WHAT IS EXPECTED
Please copy every line with the string "want" from the entries below.
*** Opening of RECORDS FOR THE EXERCISE ***
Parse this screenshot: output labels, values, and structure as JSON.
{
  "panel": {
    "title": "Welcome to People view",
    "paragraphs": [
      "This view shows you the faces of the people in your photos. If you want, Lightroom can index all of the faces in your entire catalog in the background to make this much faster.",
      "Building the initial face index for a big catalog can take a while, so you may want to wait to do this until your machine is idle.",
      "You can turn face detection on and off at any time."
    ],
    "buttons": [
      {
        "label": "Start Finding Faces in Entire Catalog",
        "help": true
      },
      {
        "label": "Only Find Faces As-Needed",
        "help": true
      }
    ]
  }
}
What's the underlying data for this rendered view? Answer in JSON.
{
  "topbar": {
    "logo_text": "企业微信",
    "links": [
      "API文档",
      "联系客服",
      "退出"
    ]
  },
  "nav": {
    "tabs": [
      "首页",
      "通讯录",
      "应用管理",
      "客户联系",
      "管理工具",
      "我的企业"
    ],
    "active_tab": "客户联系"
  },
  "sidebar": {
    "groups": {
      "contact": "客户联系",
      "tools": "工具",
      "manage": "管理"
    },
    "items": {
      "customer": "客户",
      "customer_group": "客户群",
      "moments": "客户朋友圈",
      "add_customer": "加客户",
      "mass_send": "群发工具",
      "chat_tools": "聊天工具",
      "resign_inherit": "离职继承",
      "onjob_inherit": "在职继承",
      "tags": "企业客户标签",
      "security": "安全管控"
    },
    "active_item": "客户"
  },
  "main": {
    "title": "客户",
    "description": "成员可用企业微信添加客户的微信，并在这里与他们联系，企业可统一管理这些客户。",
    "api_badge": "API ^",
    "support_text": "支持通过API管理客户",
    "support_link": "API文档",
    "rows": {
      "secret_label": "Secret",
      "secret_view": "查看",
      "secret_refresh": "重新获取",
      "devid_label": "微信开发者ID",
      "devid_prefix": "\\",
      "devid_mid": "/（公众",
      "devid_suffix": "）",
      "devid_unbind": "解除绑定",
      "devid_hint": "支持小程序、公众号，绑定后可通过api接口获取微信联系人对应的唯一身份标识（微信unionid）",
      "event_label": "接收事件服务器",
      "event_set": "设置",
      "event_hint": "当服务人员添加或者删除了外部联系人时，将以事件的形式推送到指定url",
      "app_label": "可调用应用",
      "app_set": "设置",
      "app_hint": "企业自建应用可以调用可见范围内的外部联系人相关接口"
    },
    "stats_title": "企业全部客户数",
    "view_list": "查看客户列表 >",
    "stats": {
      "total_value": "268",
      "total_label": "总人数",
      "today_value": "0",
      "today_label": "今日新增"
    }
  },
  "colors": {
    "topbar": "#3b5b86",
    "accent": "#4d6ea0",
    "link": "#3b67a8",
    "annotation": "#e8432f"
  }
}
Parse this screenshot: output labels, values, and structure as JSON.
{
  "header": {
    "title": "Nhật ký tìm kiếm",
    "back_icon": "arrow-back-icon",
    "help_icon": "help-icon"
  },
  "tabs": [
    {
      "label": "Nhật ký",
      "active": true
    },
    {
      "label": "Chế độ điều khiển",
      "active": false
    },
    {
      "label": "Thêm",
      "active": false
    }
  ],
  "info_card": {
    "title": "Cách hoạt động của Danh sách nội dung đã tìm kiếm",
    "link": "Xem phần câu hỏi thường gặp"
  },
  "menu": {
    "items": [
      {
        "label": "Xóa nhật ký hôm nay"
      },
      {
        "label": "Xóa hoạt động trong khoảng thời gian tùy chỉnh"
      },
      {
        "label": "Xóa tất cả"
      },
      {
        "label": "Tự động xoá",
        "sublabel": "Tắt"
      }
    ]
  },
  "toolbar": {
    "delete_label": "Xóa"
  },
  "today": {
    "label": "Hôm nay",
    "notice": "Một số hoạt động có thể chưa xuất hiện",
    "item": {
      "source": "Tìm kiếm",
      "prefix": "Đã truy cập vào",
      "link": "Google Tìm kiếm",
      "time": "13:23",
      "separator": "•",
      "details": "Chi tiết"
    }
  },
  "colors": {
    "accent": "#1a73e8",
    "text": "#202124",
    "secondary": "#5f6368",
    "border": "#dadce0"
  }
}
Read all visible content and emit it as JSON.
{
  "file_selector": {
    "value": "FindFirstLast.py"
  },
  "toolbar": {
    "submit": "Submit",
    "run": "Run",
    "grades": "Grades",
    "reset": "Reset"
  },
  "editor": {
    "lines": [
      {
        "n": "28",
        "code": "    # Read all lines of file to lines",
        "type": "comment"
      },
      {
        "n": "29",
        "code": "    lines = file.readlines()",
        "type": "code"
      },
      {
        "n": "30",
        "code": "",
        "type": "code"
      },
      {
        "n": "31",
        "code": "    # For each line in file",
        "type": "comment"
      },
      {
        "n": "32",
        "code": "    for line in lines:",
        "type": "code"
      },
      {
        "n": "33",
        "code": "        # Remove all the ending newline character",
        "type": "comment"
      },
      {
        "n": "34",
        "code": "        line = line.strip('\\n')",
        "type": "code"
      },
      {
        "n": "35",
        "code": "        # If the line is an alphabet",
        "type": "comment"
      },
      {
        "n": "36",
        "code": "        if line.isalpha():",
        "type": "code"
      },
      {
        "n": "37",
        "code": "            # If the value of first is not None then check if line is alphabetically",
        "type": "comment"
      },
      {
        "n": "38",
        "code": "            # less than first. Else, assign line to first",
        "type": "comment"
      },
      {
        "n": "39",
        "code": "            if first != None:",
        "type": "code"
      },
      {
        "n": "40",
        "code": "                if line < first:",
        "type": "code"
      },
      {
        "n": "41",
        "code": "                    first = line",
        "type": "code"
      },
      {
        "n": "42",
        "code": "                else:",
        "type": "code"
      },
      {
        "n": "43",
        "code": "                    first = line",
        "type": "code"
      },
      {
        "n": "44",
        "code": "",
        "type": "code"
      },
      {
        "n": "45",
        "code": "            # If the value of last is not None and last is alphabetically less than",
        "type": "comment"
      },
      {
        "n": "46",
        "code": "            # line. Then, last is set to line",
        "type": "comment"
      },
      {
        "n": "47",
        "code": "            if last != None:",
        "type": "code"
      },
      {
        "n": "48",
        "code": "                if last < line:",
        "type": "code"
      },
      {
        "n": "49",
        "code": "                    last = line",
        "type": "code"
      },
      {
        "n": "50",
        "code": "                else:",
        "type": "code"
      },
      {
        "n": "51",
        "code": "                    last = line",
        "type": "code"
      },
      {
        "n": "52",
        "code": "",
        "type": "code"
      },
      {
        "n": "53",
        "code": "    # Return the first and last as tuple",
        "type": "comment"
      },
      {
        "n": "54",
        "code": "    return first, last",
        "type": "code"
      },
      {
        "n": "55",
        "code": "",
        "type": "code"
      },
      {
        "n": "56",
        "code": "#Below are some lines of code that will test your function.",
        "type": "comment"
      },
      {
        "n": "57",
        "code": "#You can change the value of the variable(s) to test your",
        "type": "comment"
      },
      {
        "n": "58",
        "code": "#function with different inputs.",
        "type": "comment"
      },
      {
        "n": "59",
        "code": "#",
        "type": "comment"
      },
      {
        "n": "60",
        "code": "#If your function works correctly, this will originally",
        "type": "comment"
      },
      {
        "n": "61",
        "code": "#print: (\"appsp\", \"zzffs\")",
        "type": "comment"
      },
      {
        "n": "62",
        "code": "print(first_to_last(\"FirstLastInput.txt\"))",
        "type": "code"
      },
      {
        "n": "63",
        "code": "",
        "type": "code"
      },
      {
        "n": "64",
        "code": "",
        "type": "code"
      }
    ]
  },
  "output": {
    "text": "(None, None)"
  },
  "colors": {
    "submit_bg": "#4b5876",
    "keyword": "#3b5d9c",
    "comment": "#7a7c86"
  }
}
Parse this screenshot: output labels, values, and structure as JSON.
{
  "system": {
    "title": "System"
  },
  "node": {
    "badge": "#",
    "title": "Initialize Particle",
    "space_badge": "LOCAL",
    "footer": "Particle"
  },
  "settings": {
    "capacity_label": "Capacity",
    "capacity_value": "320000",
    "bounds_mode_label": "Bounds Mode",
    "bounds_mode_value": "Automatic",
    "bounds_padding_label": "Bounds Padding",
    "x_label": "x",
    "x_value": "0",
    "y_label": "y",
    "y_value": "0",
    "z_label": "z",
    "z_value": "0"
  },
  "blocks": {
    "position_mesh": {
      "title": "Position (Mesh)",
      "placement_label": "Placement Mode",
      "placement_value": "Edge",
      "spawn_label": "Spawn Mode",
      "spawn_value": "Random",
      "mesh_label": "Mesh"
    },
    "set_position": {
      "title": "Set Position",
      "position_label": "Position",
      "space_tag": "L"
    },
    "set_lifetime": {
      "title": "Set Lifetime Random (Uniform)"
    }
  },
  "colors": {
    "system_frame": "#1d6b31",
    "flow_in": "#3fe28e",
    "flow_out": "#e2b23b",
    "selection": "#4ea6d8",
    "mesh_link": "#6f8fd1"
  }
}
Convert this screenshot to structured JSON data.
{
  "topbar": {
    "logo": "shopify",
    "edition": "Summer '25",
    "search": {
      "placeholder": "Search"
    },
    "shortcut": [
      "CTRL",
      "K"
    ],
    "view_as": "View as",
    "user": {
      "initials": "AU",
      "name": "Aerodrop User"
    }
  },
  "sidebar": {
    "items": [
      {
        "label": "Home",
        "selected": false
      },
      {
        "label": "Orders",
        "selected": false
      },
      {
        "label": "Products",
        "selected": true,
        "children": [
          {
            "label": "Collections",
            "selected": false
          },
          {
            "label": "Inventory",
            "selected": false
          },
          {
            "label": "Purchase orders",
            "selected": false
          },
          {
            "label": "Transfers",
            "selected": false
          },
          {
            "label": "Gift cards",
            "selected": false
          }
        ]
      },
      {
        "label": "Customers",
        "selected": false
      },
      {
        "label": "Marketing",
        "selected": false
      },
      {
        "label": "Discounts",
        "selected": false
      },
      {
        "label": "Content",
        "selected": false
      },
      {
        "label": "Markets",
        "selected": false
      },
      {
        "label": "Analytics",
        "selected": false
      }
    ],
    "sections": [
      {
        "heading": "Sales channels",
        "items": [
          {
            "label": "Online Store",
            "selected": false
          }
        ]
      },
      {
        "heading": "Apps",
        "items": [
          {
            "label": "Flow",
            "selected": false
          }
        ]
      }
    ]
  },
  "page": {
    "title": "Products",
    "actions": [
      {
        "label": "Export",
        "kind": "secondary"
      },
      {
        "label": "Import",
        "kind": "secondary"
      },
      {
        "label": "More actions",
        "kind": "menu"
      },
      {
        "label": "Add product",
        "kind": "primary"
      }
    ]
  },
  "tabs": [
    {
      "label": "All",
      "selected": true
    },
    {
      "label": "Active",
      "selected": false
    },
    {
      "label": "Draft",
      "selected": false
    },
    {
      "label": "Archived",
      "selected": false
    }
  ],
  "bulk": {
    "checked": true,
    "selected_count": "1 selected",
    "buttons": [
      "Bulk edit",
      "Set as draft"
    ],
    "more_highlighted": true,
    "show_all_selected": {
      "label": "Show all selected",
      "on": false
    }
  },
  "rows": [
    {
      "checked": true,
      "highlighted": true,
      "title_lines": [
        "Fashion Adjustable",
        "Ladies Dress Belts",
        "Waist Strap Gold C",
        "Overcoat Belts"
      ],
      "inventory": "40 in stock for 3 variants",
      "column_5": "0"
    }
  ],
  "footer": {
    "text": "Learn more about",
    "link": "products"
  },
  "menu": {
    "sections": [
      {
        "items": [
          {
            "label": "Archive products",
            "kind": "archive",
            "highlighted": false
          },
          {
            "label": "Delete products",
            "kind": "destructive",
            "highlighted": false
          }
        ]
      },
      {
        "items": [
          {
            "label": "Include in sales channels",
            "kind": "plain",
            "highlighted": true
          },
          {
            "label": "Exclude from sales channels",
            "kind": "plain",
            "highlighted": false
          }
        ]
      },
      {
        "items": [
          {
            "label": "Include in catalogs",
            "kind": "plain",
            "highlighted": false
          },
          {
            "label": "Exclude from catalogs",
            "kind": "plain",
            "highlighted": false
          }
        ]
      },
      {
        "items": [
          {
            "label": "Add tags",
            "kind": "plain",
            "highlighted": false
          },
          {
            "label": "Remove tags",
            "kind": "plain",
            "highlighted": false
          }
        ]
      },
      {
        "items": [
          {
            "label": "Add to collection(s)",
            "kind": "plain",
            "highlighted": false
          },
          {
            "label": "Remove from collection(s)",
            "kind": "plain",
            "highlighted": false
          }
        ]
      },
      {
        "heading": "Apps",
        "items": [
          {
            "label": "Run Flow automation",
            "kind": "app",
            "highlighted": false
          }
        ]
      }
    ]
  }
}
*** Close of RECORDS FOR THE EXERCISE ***
PROBLEM SOLUTION
      "This view shows you the faces of the people in your photos. If you want, Lightroom can index all of the faces in your entire catalog in the background to make this much faster.",
      "Building the initial face index for a big catalog can take a while, so you may want to wait to do this until your machine is idle.",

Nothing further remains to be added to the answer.